When I reflect on all the Mother’s Days this mom of five has celebrated over the years there is a specific one that stands out in my mind. This particular Sunday was not a day of rest or relaxation. I wasn’t showered with expensive gifts or dinner out. I didn’t escape chores, dishes and other domestic duties. And yet, believe it or not, it was one of the very best Mother’s Days I can remember.
About six years ago, after a long grueling week of work, school, soccer scrimmages, doctor visits and play practices my weekend plans were to entertain out of town guests and their three young children.
Rest and relaxation was not on my to-do list.
On Saturday, the guests arrived, dinner was purchased, prepared and consumed before we were off to my daughter’s final play performance. As the day came to a close I felt good about all that had been accomplished and looked forward with anticipation to Sunday’s schedule of church services, graduations and open houses.
Collapsing in bed I was soon awakened to a faint whimper, “Mom-eeeeeee!”.
As I did my rounds of the bedrooms I checked each sleeping, angelic face one at a time. The clock read 2:30 a.m. when I found my oldest daughter complaining of a tummy ache. I kissed her forehead, tucked her back in and assured her she would feel better in the morning.
The next sound I heard was much less pleasant. It was not faint. It was the violent sound of vomiting. My sweet little actress in the wee morning hours of Mother’s Day was sick. She was sick and she was sick and she was sick again. Amazingly almost like clockwork every forty-five minutes.
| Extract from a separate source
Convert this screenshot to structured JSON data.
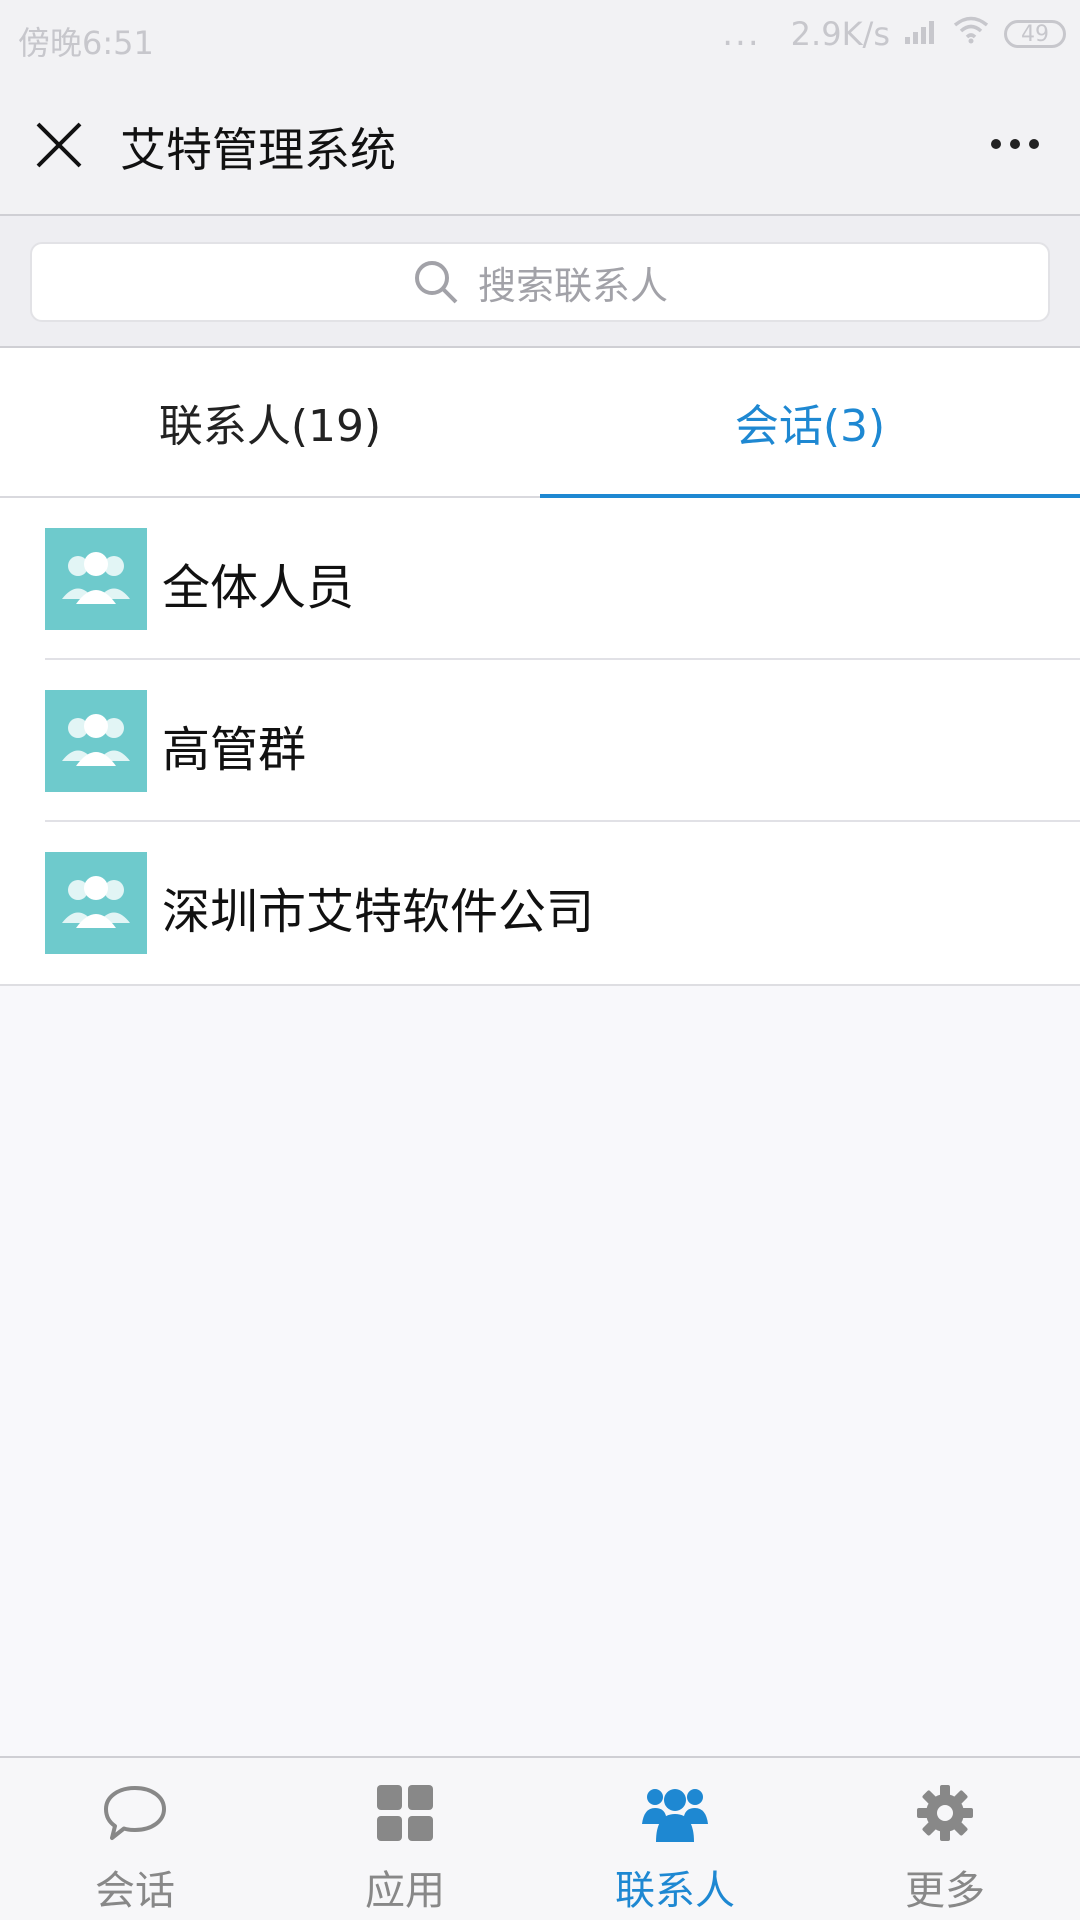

Each time I’d get her cleaned up, find my way back to bed and just about fall back asleep when the cycle would start all over again. Up and down. Back and forth. The call and duty of motherhood beckoned me to care and comfort my sick child in her biggest time of need.
And the strangest thing happened; I didn’t mind. I didn’t mind the mess. I didn’t mind getting up. I didn’t mind the sleep I was losing. The only thing I felt in my heart was a swelling of joy, love and responsibility for this little fruit of my womb.
My little girl looked up at me between her tears and said in the softest, sweetest voice, “Thank you for helping me, Mommy. I’m sorry I am keeping you awake.”
I would have moved heaven and earth for her at that moment.
Later that morning when the sun was up, I stumbled around for a hot cup of coffee for myself and cold cereal for the boys, when I was cornered in the kitchen and showered with homemade cards. Reasons why I love my mom were drawn with scribbled marker. A flower from my daughter’s class and a homemade recipe book from my son’s preschool were presented along with a beautiful orchid corsage I wore proudly pinned to my bath robe.
These were my Mother’s Day presents.
My heart was so touched. My kids love me not because of my social status or for the size of my paycheck. They don’t care where I shop or what year our car is. They don’t mind if the house is dusty or the laundry is backed up.
In my children’s artwork I learned they love me because we ride bikes, take walks and swing outside. My kids love me because I spend time with them and in my humble experience I’d rather stay up all night with a sick kid, hold her tight and be remembered for that than any degree I could hang or accomplishment I could acquire.
That Mother’s Day, between vomit and tissue paper flowers, I was reminded that the joy of motherhood is found in one place; through the eyes of her child.
This weekend ladies my Mother’s Day wish for you is not that you would see yourself through your reality but through the perceptions of your child. They think you’re a hero. They see you as their safe place. They don’t think you're inadequate at all. In fact, your kid thinks you're awesome!
So for Mother's Day this year I think you should embrace that truth wholeheartedly. Believe you are as great of a mom as your little one thinks you are. Why? Because you are, because the teenage years are right around the corner and because I’m the mom and I said so. That’s why.
(This article appears as a part of my weekly Practical Parenting series as seen in The Review Atlas, a GateHouse Media Company) To read more of my Practical Parenting series go here.